Homeland Security Secretary Kirstjen Nielsen leaving Trump administration amid surge of migrants on U.S.-Mexico border

Texas Tribune News

U.S. Homeland Security Secretary Kirstjen Nielsen takes part in a Federal Commission on School Safety meeting at the White House in Washington, D.C. on August 16, 2018.
U.S. Homeland Security Secretary Kirstjen Nielsen takes part in a Federal Commission on School Safety meeting at the White House in Washington, D.C. on August 16, 2018.
 REUTERS/Leah Millis

President Donald Trump announced Sunday that Homeland Security Secretary Kirstjen Nielsen was leaving the administration, marking the exit of a second top immigration official in a matter of days as the White House continues to grapple with an influx of migrants on the southern border.

Replacing her on an acting basis will be Kevin McAleenan, who currently serves as the commissioner of Customs and Border Protection, Trump said Sunday. The announcement on Twitter came shortly after Trump and Nielsen met at the White House, according to two senior administration officials.

“Secretary of Homeland Security Kirstjen Nielsen will be leaving her position, and I would like to thank her for her service,” Trump tweeted Sunday evening. “I am pleased to announce that Kevin McAleenan, the current U.S. Customs and Border Protection Commissioner, will become Acting Secretary for @DHSgov.
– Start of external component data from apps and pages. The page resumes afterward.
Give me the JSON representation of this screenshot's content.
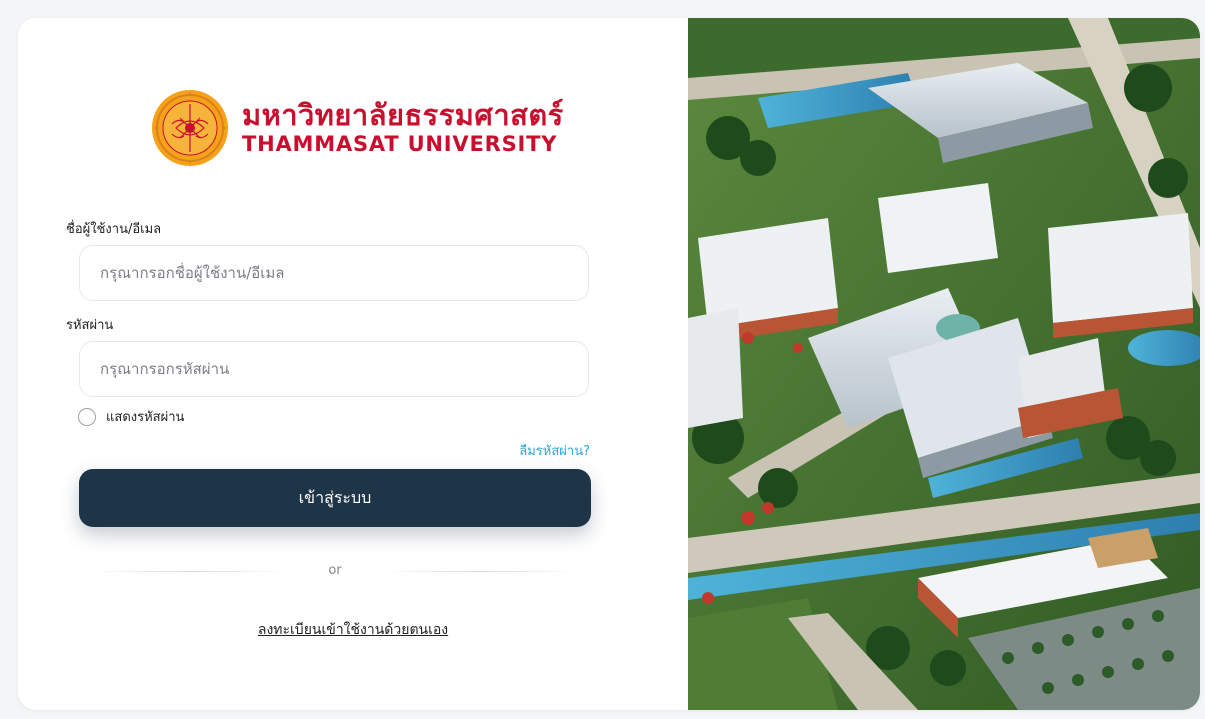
{
  "brand": {
    "name_th": "มหาวิทยาลัยธรรมศาสตร์",
    "name_en": "THAMMASAT UNIVERSITY",
    "brand_red": "#c8102e",
    "seal_color": "#f5a21a"
  },
  "login": {
    "username_label": "ชื่อผู้ใช้งาน/อีเมล",
    "username_placeholder": "กรุณากรอกชื่อผู้ใช้งาน/อีเมล",
    "password_label": "รหัสผ่าน",
    "password_placeholder": "กรุณากรอกรหัสผ่าน",
    "show_password_label": "แสดงรหัสผ่าน",
    "forgot_password_label": "ลืมรหัสผ่าน?",
    "submit_label": "เข้าสู่ระบบ",
    "divider_label": "or",
    "register_label": "ลงทะเบียนเข้าใช้งานด้วยตนเอง"
  },
  "colors": {
    "button_bg": "#1e3547",
    "link_blue": "#2aa8d8"
  },
  "hero_image": {
    "icon": "campus-aerial-illustration"
  }
}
I have confidence that Kevin will do a great job!”

The meeting between Trump and Nielsen was not disclosed on the president’s public schedule that was distributed by the White House, and it came three days after the White House abruptly yanked the nomination of Ronald Vitiello, who had been picked as Trump’s director of Immigration and Customs Enforcement. The president later signaled that he wants the nation to go “in a tougher direction” on immigration enforcement.
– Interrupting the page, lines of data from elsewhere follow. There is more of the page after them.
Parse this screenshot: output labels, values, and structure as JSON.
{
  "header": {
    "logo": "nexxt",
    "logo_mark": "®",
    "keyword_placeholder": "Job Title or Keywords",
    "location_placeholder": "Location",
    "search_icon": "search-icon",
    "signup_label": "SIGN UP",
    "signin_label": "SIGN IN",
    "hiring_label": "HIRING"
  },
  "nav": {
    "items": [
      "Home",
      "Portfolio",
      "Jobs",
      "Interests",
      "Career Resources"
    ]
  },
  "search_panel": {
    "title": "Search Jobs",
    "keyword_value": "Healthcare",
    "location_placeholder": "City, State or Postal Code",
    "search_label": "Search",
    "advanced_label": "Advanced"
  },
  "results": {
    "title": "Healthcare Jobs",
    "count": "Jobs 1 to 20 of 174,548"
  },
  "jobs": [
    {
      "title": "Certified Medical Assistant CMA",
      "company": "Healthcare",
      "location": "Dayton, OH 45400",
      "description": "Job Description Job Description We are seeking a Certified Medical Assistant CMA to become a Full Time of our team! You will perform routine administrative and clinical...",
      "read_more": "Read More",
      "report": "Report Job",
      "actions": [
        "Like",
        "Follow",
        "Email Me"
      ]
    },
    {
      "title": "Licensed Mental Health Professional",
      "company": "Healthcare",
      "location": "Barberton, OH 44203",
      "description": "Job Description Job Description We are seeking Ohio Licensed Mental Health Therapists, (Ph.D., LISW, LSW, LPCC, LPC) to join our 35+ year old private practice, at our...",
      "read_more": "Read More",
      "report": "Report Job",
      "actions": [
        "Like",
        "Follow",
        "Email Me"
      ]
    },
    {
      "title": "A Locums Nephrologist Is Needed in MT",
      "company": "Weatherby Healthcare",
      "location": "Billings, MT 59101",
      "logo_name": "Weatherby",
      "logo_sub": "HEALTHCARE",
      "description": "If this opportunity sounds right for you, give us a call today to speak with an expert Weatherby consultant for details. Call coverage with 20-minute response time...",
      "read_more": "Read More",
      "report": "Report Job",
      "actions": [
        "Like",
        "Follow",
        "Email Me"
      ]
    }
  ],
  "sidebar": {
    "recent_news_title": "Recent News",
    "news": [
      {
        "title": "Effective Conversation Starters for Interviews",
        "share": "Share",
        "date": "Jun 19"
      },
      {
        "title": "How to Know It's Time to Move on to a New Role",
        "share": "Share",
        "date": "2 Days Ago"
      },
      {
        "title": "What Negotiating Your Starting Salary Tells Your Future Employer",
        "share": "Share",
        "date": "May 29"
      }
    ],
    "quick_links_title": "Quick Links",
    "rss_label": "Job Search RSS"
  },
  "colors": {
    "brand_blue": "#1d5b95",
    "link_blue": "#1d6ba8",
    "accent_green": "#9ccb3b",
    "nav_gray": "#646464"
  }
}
It was not immediately clear whether Nielsen resigned or if Trump fired her. One senior administration official said Nielsen “did not go with the White House with the intention of resigning.”

In the past week, Trump has grappled with a response to the surge of migrants at the border, most notably by threatening to close off the U.S.-Mexico border but backing off within days after pleas from business leaders and Republican lawmakers who warned that a border closure could be devastating to the economy.
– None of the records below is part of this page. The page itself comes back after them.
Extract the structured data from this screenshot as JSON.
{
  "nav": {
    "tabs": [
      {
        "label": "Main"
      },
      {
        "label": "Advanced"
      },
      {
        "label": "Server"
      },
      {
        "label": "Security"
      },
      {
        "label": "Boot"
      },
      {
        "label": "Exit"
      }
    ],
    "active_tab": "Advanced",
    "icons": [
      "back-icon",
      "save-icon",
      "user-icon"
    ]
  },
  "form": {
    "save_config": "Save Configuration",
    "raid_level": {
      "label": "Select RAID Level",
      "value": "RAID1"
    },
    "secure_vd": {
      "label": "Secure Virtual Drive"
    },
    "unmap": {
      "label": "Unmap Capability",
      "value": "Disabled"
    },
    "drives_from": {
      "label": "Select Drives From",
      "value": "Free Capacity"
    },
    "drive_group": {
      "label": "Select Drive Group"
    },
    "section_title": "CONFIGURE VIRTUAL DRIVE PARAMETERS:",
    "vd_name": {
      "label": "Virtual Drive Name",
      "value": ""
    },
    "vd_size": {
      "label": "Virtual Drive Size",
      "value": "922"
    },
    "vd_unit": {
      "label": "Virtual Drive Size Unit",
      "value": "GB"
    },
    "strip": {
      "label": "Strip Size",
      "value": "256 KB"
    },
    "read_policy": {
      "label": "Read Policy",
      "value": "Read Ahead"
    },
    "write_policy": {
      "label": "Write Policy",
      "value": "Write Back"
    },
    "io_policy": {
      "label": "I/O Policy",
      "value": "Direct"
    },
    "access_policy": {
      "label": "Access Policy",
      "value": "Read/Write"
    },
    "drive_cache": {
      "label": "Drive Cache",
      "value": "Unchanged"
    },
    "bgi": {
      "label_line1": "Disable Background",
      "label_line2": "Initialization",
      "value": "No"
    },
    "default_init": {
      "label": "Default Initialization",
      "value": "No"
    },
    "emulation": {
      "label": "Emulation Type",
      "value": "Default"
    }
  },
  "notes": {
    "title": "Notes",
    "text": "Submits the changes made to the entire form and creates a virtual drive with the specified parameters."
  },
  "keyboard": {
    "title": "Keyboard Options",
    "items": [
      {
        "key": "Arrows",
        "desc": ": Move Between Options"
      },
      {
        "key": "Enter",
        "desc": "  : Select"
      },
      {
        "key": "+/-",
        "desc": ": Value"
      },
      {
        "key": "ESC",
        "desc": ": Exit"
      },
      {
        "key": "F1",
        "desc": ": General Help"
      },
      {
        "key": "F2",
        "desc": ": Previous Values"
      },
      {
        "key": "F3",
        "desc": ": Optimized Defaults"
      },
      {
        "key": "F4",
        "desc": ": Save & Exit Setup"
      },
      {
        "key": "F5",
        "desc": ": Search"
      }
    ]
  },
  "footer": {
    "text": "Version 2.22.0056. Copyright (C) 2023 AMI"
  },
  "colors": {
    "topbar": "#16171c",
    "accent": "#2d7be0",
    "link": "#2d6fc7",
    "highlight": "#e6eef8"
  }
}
Trump toured the border in Calexico, Calif., on Friday and spoke at a roundtable with border and immigration officials to make a case to the public and to Congress for tougher enforcement policies. Nielsen joined him on that trip and appeared at the roundtable.

The number of apprehensions at the southern border soared in March, to nearly 100,000 arrests compared to 58,000 in January, according to the Department of Homeland Security. Much of the surge is attributable to Central American families who are seeking asylum in the United States.